>>>>
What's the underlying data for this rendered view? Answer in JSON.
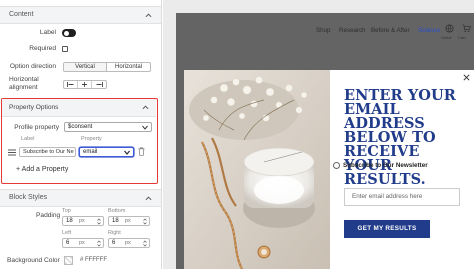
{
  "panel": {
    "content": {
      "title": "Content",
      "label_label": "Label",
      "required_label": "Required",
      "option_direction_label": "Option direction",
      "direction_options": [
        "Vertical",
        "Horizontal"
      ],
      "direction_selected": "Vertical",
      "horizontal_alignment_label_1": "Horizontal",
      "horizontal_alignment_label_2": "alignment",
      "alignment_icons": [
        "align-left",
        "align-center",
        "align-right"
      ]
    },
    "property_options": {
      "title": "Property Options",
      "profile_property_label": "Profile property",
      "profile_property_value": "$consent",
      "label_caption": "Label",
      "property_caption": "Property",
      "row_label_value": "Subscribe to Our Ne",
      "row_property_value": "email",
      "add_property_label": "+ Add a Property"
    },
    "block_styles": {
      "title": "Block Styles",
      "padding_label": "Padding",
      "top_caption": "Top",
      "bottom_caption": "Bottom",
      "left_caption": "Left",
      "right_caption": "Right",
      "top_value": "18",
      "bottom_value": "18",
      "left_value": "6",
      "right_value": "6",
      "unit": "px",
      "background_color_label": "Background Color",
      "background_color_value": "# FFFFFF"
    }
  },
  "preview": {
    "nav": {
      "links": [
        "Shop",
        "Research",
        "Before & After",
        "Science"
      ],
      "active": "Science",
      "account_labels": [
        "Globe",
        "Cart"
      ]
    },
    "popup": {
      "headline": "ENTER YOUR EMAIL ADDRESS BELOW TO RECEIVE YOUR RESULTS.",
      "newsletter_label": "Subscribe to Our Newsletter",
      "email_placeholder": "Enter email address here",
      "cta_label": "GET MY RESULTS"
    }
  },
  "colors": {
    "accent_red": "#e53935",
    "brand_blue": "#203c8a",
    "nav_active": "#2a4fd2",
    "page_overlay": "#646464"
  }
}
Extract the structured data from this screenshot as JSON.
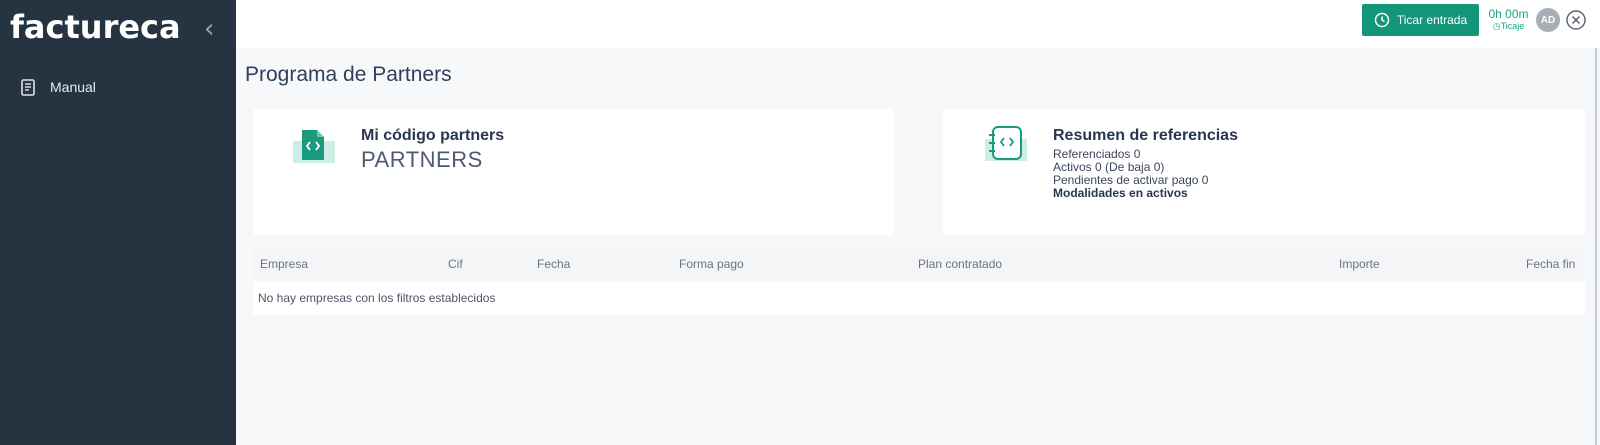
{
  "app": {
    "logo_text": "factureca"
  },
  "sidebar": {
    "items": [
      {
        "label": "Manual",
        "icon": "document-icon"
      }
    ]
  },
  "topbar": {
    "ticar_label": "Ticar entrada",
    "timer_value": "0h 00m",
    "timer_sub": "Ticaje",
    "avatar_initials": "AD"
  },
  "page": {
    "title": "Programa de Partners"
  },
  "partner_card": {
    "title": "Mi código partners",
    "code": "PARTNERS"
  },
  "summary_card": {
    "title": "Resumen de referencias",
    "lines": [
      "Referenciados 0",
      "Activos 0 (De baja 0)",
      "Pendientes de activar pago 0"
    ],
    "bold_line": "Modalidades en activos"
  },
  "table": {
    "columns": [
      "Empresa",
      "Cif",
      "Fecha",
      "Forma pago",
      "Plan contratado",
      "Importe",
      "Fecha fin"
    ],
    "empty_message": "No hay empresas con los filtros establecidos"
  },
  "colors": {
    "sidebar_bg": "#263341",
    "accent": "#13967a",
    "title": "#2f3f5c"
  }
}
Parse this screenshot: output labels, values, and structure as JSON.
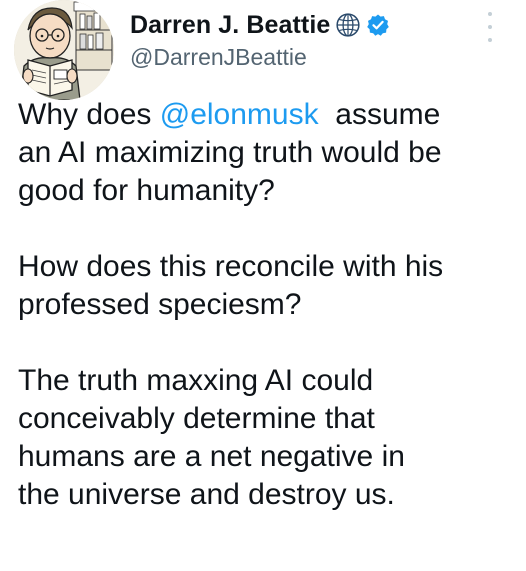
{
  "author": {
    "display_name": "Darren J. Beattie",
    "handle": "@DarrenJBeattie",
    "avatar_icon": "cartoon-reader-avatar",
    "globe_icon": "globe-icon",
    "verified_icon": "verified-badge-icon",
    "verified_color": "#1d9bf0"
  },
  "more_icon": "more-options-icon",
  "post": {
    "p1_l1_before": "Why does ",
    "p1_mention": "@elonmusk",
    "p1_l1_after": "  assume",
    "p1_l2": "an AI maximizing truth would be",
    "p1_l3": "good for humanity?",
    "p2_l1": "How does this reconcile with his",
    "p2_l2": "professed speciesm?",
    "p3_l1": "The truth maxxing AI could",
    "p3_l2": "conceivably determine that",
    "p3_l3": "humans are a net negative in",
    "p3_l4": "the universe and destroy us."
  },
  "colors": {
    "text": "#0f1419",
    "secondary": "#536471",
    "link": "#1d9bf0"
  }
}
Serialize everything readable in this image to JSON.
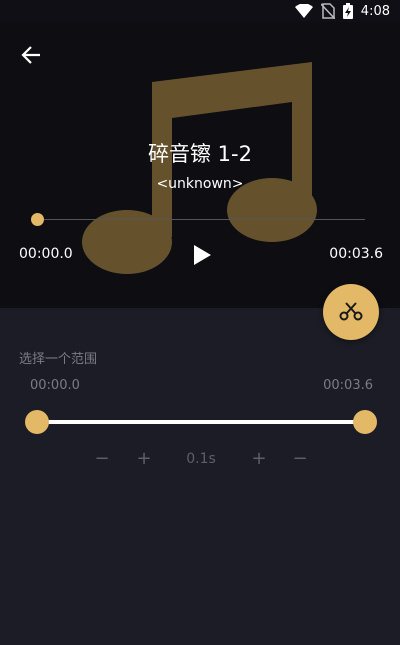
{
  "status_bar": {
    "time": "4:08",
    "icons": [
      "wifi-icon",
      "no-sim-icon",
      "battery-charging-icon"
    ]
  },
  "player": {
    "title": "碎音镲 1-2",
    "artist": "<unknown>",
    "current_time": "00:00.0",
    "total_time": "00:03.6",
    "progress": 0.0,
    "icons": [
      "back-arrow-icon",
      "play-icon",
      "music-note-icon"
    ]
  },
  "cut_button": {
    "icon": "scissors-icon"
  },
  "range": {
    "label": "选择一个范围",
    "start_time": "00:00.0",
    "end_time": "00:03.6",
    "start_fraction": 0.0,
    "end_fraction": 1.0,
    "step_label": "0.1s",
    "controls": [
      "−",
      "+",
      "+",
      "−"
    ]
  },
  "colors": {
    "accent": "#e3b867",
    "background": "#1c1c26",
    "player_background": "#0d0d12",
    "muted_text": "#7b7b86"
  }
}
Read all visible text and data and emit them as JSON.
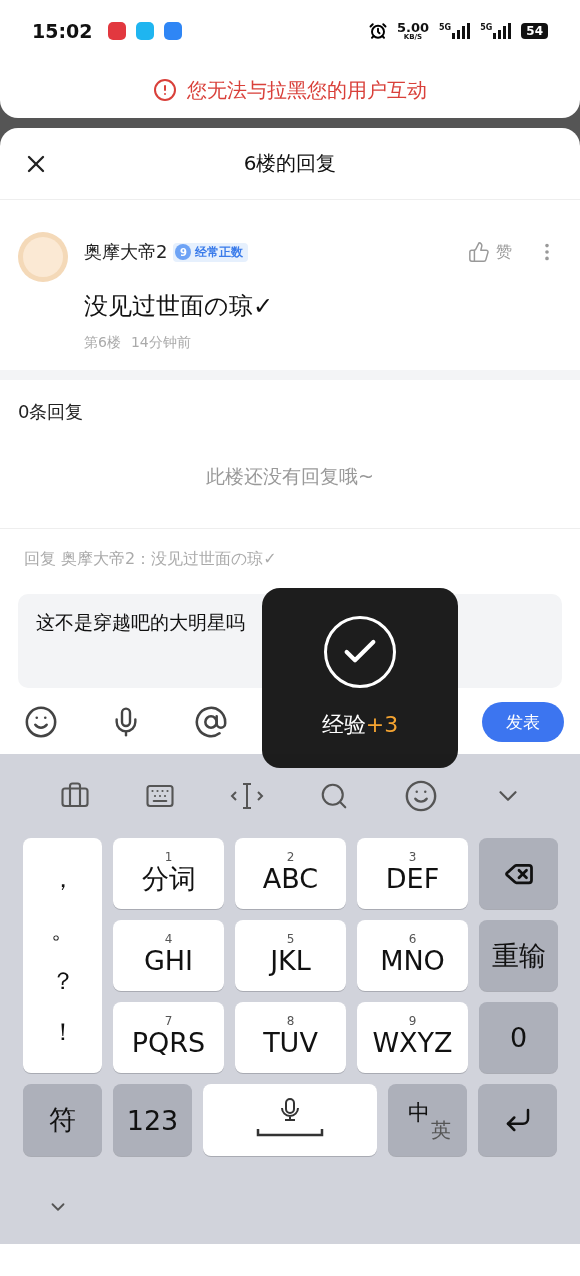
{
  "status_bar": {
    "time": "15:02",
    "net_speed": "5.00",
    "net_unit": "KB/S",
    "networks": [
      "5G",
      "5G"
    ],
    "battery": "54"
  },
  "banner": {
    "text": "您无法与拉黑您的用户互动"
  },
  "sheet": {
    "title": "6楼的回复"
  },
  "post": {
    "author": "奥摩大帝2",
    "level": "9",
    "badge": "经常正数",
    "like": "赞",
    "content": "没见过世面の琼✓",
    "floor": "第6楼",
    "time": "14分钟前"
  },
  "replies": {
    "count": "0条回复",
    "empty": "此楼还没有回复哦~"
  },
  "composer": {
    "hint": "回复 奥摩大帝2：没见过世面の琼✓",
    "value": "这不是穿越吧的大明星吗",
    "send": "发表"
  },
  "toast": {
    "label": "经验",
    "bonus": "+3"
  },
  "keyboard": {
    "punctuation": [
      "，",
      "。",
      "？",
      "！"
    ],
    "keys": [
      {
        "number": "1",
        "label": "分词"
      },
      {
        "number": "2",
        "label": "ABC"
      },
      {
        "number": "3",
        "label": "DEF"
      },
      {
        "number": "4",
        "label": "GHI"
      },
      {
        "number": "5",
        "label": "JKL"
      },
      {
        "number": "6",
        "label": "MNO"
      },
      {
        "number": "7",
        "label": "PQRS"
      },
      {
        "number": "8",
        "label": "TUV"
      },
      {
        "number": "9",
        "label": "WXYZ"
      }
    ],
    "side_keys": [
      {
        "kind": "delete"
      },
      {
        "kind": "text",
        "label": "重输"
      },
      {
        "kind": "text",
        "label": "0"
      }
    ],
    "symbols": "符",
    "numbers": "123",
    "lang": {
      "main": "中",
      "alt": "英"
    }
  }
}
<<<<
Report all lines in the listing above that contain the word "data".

What's the underlying data for this rendered view? Answer in JSON.
Extract the structured data from this screenshot as JSON.
Read all visible text and data and emit them as JSON.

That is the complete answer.